Sixty five million years ago the K-T asteroid (Cretaceous-Tertiary) slammed into the Gulf of Mexico. Geologists searching for oil discovered what is believed to be the impact crater; near Chicxulub on Mexico‘s Yucatan Peninsula. Over 80 miles wide the crater rests in shallow ocean, and is credited to KT; estimated to have been at least 10 miles across.

The force was greater than a billion atom bombs. With speed measured in thousands of miles per second, almost as hot as the surface of the sun, KT vaporized everything within hundreds of miles.  The blast wave travelled at over 10 miles per second, annihilating any living creature long before the debris even reached them. The intense heat incinerated plant life, our world burned as debris from the initial blast rained down. Thousands upon thousands of blast chunks, fell from the sky. Thick smoke made sure anything left alive could no longer bask in sunlight. Lets not forget the tsunami. Estimated to be at least 1000 feet high, scientists have found evidence of Mexico from that period as far north as Colorado. KT triggered earthquakes and land slides, plunged our world into a global winter, and eradicated 70% of life on earth.

History is a funny thing. Most people can wrap their head around the past three, five, or even ten thousand years. Beyond that history tends to enter the realm of science fiction. We know dinosaurs existed, we see their bones in museums, and learn their names as children. The time of man is a drop in the bucket compared to the millions of years they ruled supreme. KT was nasty business; yet doubt I would be writing this without it.

Artist's rendering of the asteroid impact that may have led to the K-T extinction event

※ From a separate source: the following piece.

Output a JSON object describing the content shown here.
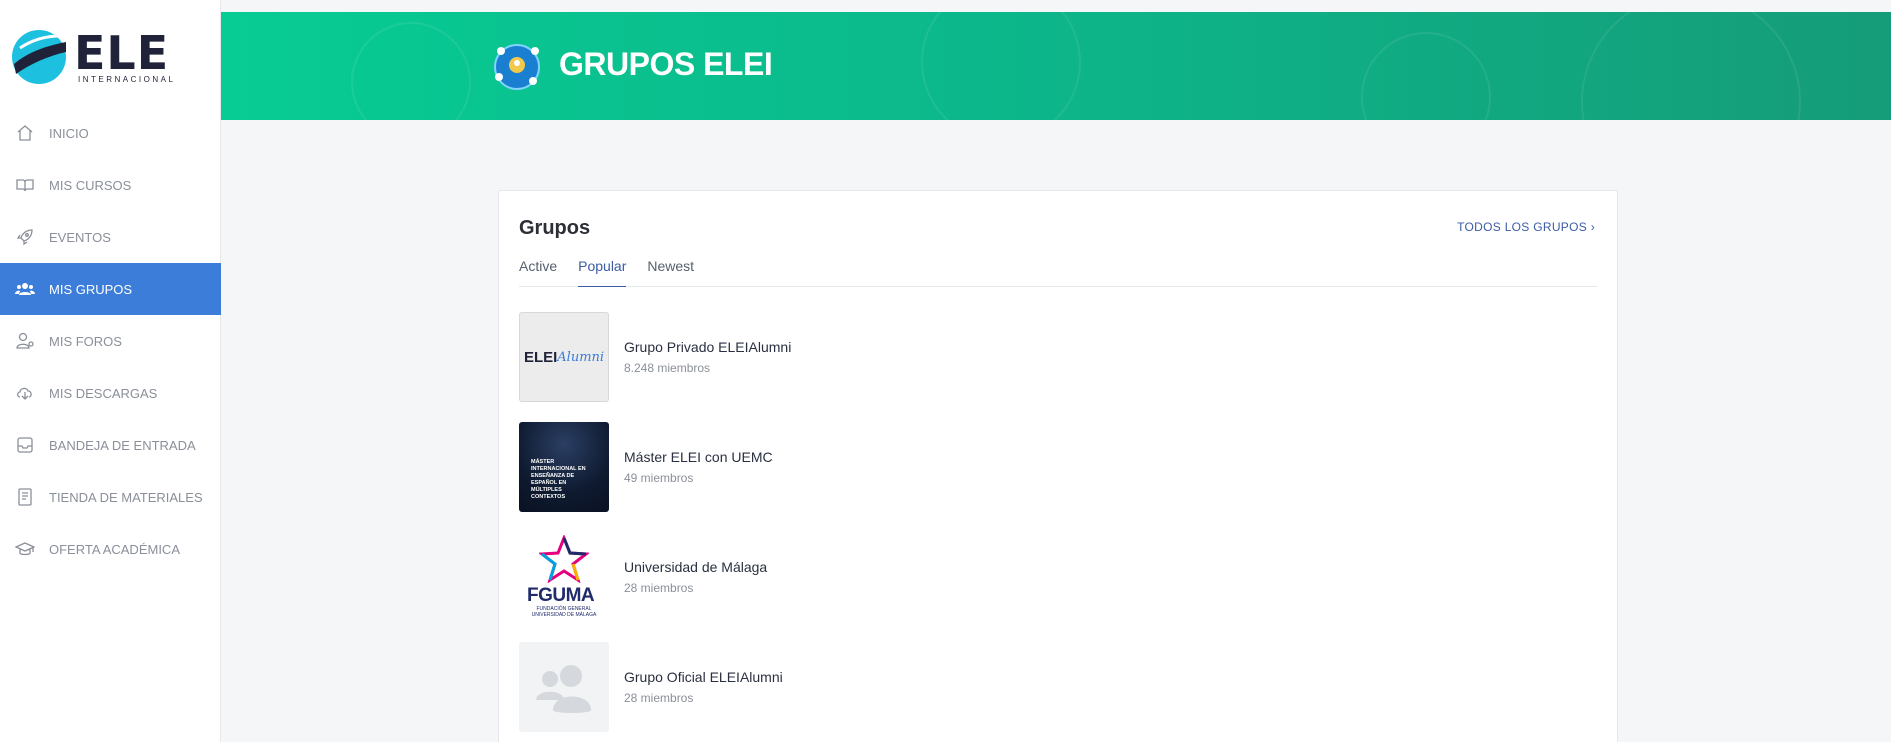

Ponder Tomorrows Near Earth Asteroid


August 25, a near earth asteroid of alarming size will pass our planet. A near earth asteroid is classified as anything under 100 Lunar Distance from Earth. Lunar Distance being the distance from earth to the moon. Asteroid 1998TU3 will come within 49.5 LD, for which we can all breath a sigh of relief, it’s almost 5 KM across. By contrast we also welcome 2012QH14, only 3.5 LD, and a paltry 15 metres wide.

The asteroid that put an end to the age of the dinosaur struck in the Gulf of Mexico. Scientists estimate a tsunami 500 feet high followed, with evidence of sea life found as far away as Colorado. It was estimated to be 15 KM wide.

This link is to space weather, and has a chart of upcoming “near earth” events.

http://spaceweather.com/